Thoughts: I’ve had this book waiting on my shelf for ages now, and finally decided to try it this week. Having not read any Robin Hobb before, (I probably should have, seeing as this is like the 4th series in the collection, but did I know that when I started? Nope) Anyway, it was a vast world that had been created, and I really look forward to reading more in the series, and the rest of the Realms of the Elderings.

“That, I think, is the shock of any relationship ending. It is realizing that what is still an ongoing relationship to someone is, for the other person, something finished and done with.”
― Robin HobbFool’s Assassin
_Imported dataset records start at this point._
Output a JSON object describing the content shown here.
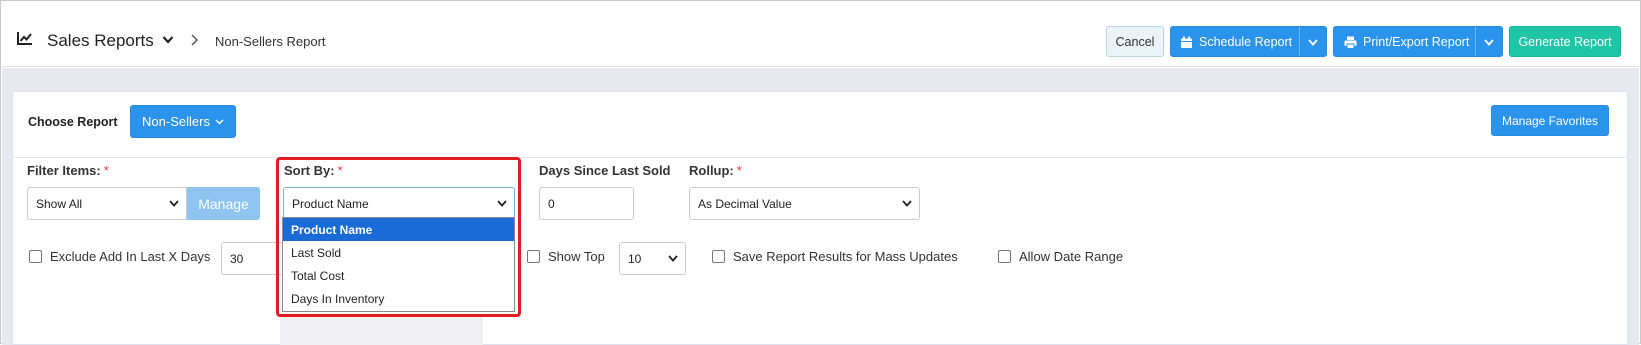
{
  "header": {
    "app_title": "Sales Reports",
    "breadcrumb_current": "Non-Sellers Report",
    "cancel_label": "Cancel",
    "schedule_label": "Schedule Report",
    "print_label": "Print/Export Report",
    "generate_label": "Generate Report"
  },
  "panel": {
    "choose_report_label": "Choose Report",
    "report_selector_label": "Non-Sellers",
    "manage_favorites_label": "Manage Favorites"
  },
  "filters": {
    "filter_items": {
      "label": "Filter Items:",
      "required": "*",
      "value": "Show All",
      "manage_label": "Manage"
    },
    "sort_by": {
      "label": "Sort By:",
      "required": "*",
      "value": "Product Name",
      "options": [
        "Product Name",
        "Last Sold",
        "Total Cost",
        "Days In Inventory"
      ],
      "selected_option": "Product Name"
    },
    "days_since_last_sold": {
      "label": "Days Since Last Sold",
      "value": "0"
    },
    "rollup": {
      "label": "Rollup:",
      "required": "*",
      "value": "As Decimal Value"
    }
  },
  "options": {
    "exclude_add": {
      "label": "Exclude Add In Last X Days",
      "value": "30",
      "checked": false
    },
    "show_top": {
      "label": "Show Top",
      "value": "10",
      "checked": false
    },
    "save_results": {
      "label": "Save Report Results for Mass Updates",
      "checked": false
    },
    "allow_date_range": {
      "label": "Allow Date Range",
      "checked": false
    }
  },
  "colors": {
    "primary": "#2a93eb",
    "teal": "#1ec5a6",
    "highlight": "#e31b23",
    "selected_option": "#1a6ad8"
  }
}
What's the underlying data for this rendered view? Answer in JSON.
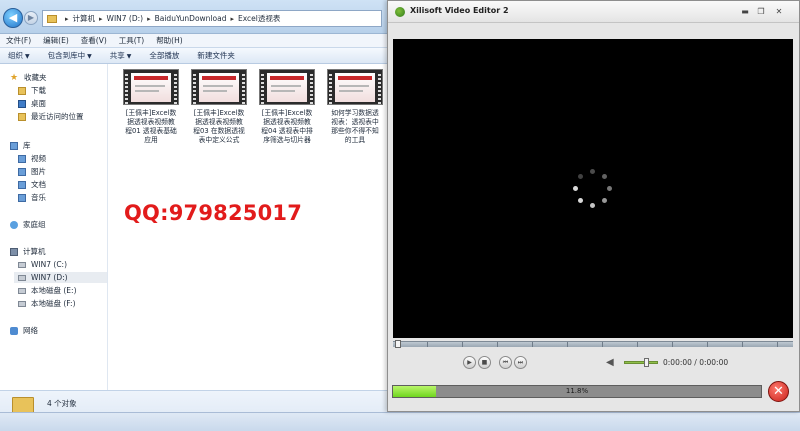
{
  "explorer": {
    "address": {
      "crumbs": [
        "计算机",
        "WIN7 (D:)",
        "BaiduYunDownload",
        "Excel透视表"
      ]
    },
    "menu": [
      "文件(F)",
      "编辑(E)",
      "查看(V)",
      "工具(T)",
      "帮助(H)"
    ],
    "toolbar": {
      "organize": "组织",
      "include_in_library": "包含到库中",
      "share": "共享",
      "play_all": "全部播放",
      "new_folder": "新建文件夹"
    },
    "sidebar": {
      "favorites": "收藏夹",
      "downloads": "下载",
      "desktop": "桌面",
      "recent_places": "最近访问的位置",
      "libraries": "库",
      "videos": "视频",
      "pictures": "图片",
      "documents": "文档",
      "music": "音乐",
      "homegroup": "家庭组",
      "computer": "计算机",
      "drive_c": "WIN7 (C:)",
      "drive_d": "WIN7 (D:)",
      "drive_e": "本地磁盘 (E:)",
      "drive_f": "本地磁盘 (F:)",
      "network": "网络"
    },
    "files": [
      {
        "line1": "[王佩丰]Excel数",
        "line2": "据透视表视频教",
        "line3": "程01 透视表基础",
        "line4": "应用"
      },
      {
        "line1": "[王佩丰]Excel数",
        "line2": "据透视表视频教",
        "line3": "程03 在数据透视",
        "line4": "表中定义公式"
      },
      {
        "line1": "[王佩丰]Excel数",
        "line2": "据透视表视频教",
        "line3": "程04 透视表中排",
        "line4": "序筛选与切片器"
      },
      {
        "line1": "如何学习数据透",
        "line2": "视表：透视表中",
        "line3": "那些你不得不知",
        "line4": "的工具"
      }
    ],
    "watermark": "QQ:979825017",
    "status": "4 个对象"
  },
  "editor": {
    "title": "Xilisoft Video Editor 2",
    "time": "0:00:00 / 0:00:00",
    "progress": {
      "percent": 11.8,
      "label": "11.8%"
    },
    "volume_level": 0.7,
    "colors": {
      "progress_fill": "#6fd61f",
      "cancel": "#c8201a",
      "watermark": "#e21b1b"
    }
  }
}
When I began, I will admit, it was difficult to really get into the story. I think maybe it would have made more sense if I had read the books before it, but to me, it was just a jumble of names, and their relationships with other names. Especially the prologue. I was so confused as to what was going on, but, having read other giant fantasy series before, like Lord of the Rings and Eragon, I knew this was a sign of an intricate world that I would get to know. And get to know it, I did. After the first few chapters, I was getting really into it, and found it hard to put down.

“I will always take your part, Bee. Right or wrong. That is why you must always take care to be right, lest you make your father a fool.”
― Robin HobbFool’s Assassin

I did find that I was sort of just reading, and absorbing the words, and nothing was actually happening, but weirdly, I still felt compelled to read it. Really, most of Fool’s Assassin is just a recount of Fitz, Molly, and their household’s life. And with any other book, wouldn’t this be really boring? I don’t know whether their lives were just exciting, or it was a clever way of slowly building tension, up until about the last 3 chapters. And then everything happens. I found myself hunched over trying to read faster than I actually could, cramming the last pages in as I found out what happens finally. And then it finished. Aaaand I don’t have the next book!! Note to self: Do not start an exciting series, when you only have the one book. Not a good idea. Until I get the next one, I’ll just have to distract myself with some others.

“Time is an unkind teacher, delivering lessons that we learn far too late for them to be useful. Years after I could have benefited from them, the insights come to me.”
― Robin HobbFool’s Assassin

But, as I was saying, it is not a usual story structure, I can’t actually pick the part where the tension starts, and then where the climax is, or whether it really ends at all. It’s sort of all one big complication.

“You’ll do well, if you don’t mire in self-pity. Self-pity only gets you more of the same. Don’t waste time on it.”
― Robin HobbFool’s Assassin

Before I give too much away now, let’s talk about something else. The language used was really clever, for example when Fitz talks about his ‘cub’. Before this book begins, Fitz is part of an inseparable group of friends, one of them being his Wolf, Nighteyes. Nighteyes is long dead in this book, but his spirit still comes through in Fitz when someone needs protecting, and his mannerisms become more wolf-ish. I really enjoyed this aspect.

I didn’t particularly like how many times he stuffs up, and had a few face-palm moments on Fitz’s behalf. After the first couple, I got the sense that in some parts of his life (sorry if I’m being a little vague, I’m trying not to spoil it) Fitz was uncomfortable, and of course makes a few mistakes. And then he keeps doing it, and it seemed to take up a large portion of the story, and got a bit repetitive.

For now, I just need the next book so I can find out what happens. Beware, cliffhanger ending!!

Why you should read it: Because it’s the start of what I think is going to be an epic fantasy series, and is also written well, so you can enjoy it. It’s not as slow moving as Lord of the Rings, and also more relatable characters.

Rating: star_rating_4-5_of_5